Executive Compensation Limits
Any financial institution that sells assets under the Act is subject to executive compensation limits. So long as the Secretary holds a “meaningful” equity or debt position in a financial institution, the institution must limit compensation that has incentives for senior executive officers to take unnecessary and excessive risks; must provide for the recovery of any bonus or incentive compensation paid to executives on the basis of earnings or gains that are later proven to be “materially inaccurate”; and not make golden parachute payments. If the Secretary purchases assets at auction from any financial institution that sold the Secretary more than an aggregate of $300 million, the financial institution will be prohibited from making any new employment contracts with senior executives that include a golden parachute and is not allowed to take a tax deduction of compensation greater than $500,000 per executive (reduced from the $1 million deduction under current law) to the CEO, CFO or three highest-compensated officers.
FDIC Coverage Increased
The Act authorizes the Federal Deposit Insurance Company (FDIC) to borrow unlimited funds from the Treasury, through the end of 2009, in an effort to ensure that the FDIC has sufficient funds available to reimburse customers of the failed banks. Furthermore, the Act temporarily increases the FDIC insurance cap to $250,000, from $100,000, per insured customer account per institution. This increase is set to expire on December 31, 2009, and will not be used by the FDIC board of directors to set assessments or premium charges.
The SEC is authorized to suspend mark-to-market accounting for any issuer it deems appropriate. In addition, the Act instructs the SEC to conduct a study of mark-to-market accounting standards and the effect of this accounting on the balance sheets of financial institutions, on bank failures and on financial information available to investors, among other things.
The Act contains numerous tax provisions that were added in an effort to get the bill passed by the House. One key tax change for businesses is to allow sales (presumably at a loss) to be counted against ordinary income, and not solely against capital gains in the following situations: a gain or loss from a sale of preferred stock in either the Federal National Mortgage Association or the Federal Home Loan Mortgage Corporation, if it was held on or before September 6, 2008, or was sold or exchanged by the financial institution after January 1, 2008 and sold before September 7, 2008.
Additional tax breaks in the Act include an extension of the business tax credit for research and development, incentives for wind and refined coal facilities, disaster victim tax relief and a “patch” to the alternative-minimum-tax relief afforded to middle class Americans who would otherwise be subject to the disproportionately burdensome tax. The tax breaks will cost approximately $80 billion. The Act also includes a requirement that insurers offering mental health coverage do so on par with medical and surgical coverage.

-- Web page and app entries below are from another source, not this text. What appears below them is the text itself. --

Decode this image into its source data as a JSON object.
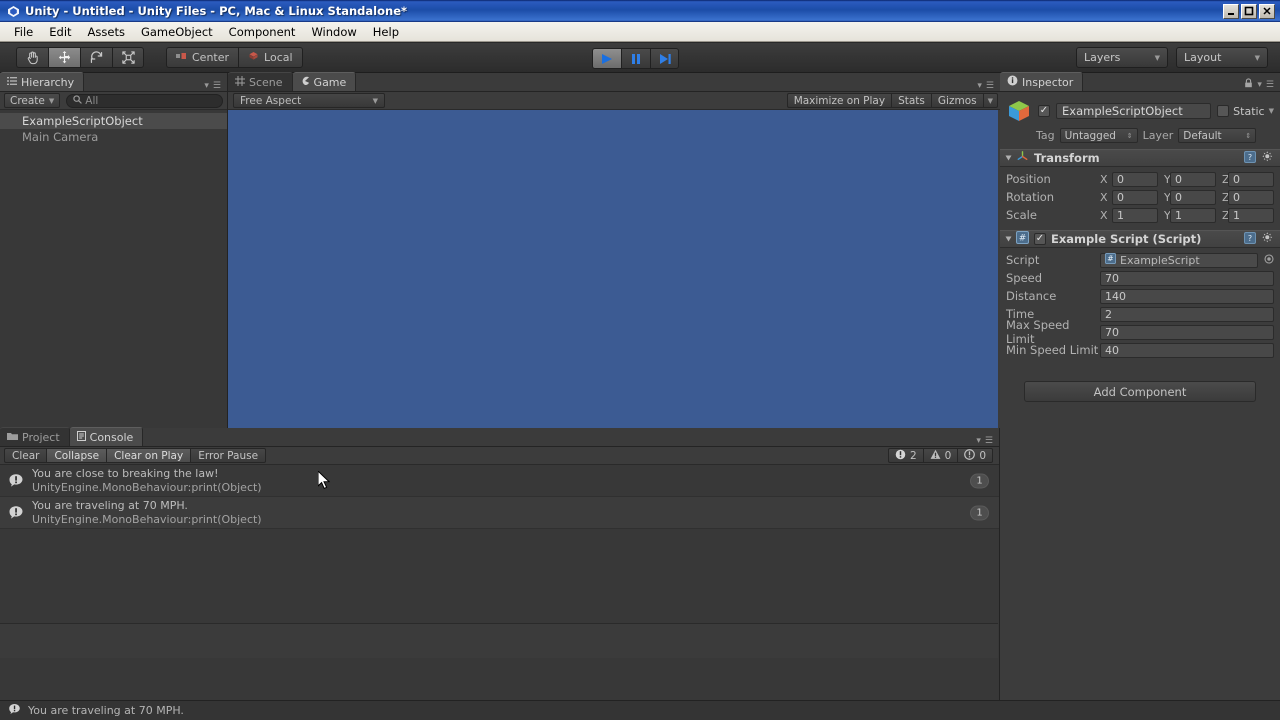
{
  "window": {
    "title": "Unity - Untitled - Unity Files - PC, Mac & Linux Standalone*",
    "app_icon": "unity-icon",
    "minimize": "_",
    "maximize": "□",
    "close": "✕"
  },
  "menubar": {
    "items": [
      "File",
      "Edit",
      "Assets",
      "GameObject",
      "Component",
      "Window",
      "Help"
    ]
  },
  "toolbar": {
    "transform_tools": [
      {
        "name": "hand-tool",
        "active": false
      },
      {
        "name": "move-tool",
        "active": true
      },
      {
        "name": "rotate-tool",
        "active": false
      },
      {
        "name": "scale-tool",
        "active": false
      }
    ],
    "pivot_label": "Center",
    "rotation_label": "Local",
    "play_buttons": [
      {
        "name": "play-button",
        "active": true
      },
      {
        "name": "pause-button",
        "active": false
      },
      {
        "name": "step-button",
        "active": false
      }
    ],
    "layers_label": "Layers",
    "layout_label": "Layout"
  },
  "hierarchy": {
    "tab_label": "Hierarchy",
    "create_label": "Create",
    "search_placeholder": "All",
    "items": [
      {
        "label": "ExampleScriptObject",
        "selected": true
      },
      {
        "label": "Main Camera",
        "selected": false
      }
    ]
  },
  "gameview": {
    "tabs": [
      {
        "label": "Scene",
        "selected": false,
        "icon": "grid-icon"
      },
      {
        "label": "Game",
        "selected": true,
        "icon": "gamepad-icon"
      }
    ],
    "aspect_label": "Free Aspect",
    "maximize_label": "Maximize on Play",
    "stats_label": "Stats",
    "gizmos_label": "Gizmos",
    "background_color": "#3c5b93"
  },
  "console": {
    "tabs": [
      {
        "label": "Project",
        "selected": false,
        "icon": "folder-icon"
      },
      {
        "label": "Console",
        "selected": true,
        "icon": "console-icon"
      }
    ],
    "buttons": [
      {
        "label": "Clear",
        "active": false
      },
      {
        "label": "Collapse",
        "active": true
      },
      {
        "label": "Clear on Play",
        "active": true
      },
      {
        "label": "Error Pause",
        "active": false
      }
    ],
    "counters": [
      {
        "icon": "error-icon",
        "count": "2"
      },
      {
        "icon": "warning-icon",
        "count": "0"
      },
      {
        "icon": "info-icon",
        "count": "0"
      }
    ],
    "messages": [
      {
        "line1": "You are close to breaking the law!",
        "line2": "UnityEngine.MonoBehaviour:print(Object)",
        "badge": "1"
      },
      {
        "line1": "You are traveling at 70 MPH.",
        "line2": "UnityEngine.MonoBehaviour:print(Object)",
        "badge": "1"
      }
    ]
  },
  "inspector": {
    "tab_label": "Inspector",
    "object_name": "ExampleScriptObject",
    "object_enabled": true,
    "static_label": "Static",
    "static_checked": false,
    "tag_label": "Tag",
    "tag_value": "Untagged",
    "layer_label": "Layer",
    "layer_value": "Default",
    "transform": {
      "title": "Transform",
      "rows": [
        {
          "name": "Position",
          "x": "0",
          "y": "0",
          "z": "0"
        },
        {
          "name": "Rotation",
          "x": "0",
          "y": "0",
          "z": "0"
        },
        {
          "name": "Scale",
          "x": "1",
          "y": "1",
          "z": "1"
        }
      ],
      "axis_labels": [
        "X",
        "Y",
        "Z"
      ]
    },
    "script_component": {
      "title": "Example Script (Script)",
      "enabled": true,
      "script_label": "Script",
      "script_value": "ExampleScript",
      "fields": [
        {
          "name": "Speed",
          "value": "70"
        },
        {
          "name": "Distance",
          "value": "140"
        },
        {
          "name": "Time",
          "value": "2"
        },
        {
          "name": "Max Speed Limit",
          "value": "70"
        },
        {
          "name": "Min Speed Limit",
          "value": "40"
        }
      ]
    },
    "add_component_label": "Add Component"
  },
  "statusbar": {
    "icon": "error-icon",
    "message": "You are traveling at 70 MPH."
  }
}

The Act did not modify the Bankruptcy Code to permit bankruptcy judges to modify the terms of mortgages on primary residences. If the TARP acquires mortgages and mortgage-backed securities, it is required to mitigate foreclosures and to “encourage” servicers of mortgages to modify the terms of the underlying mortgages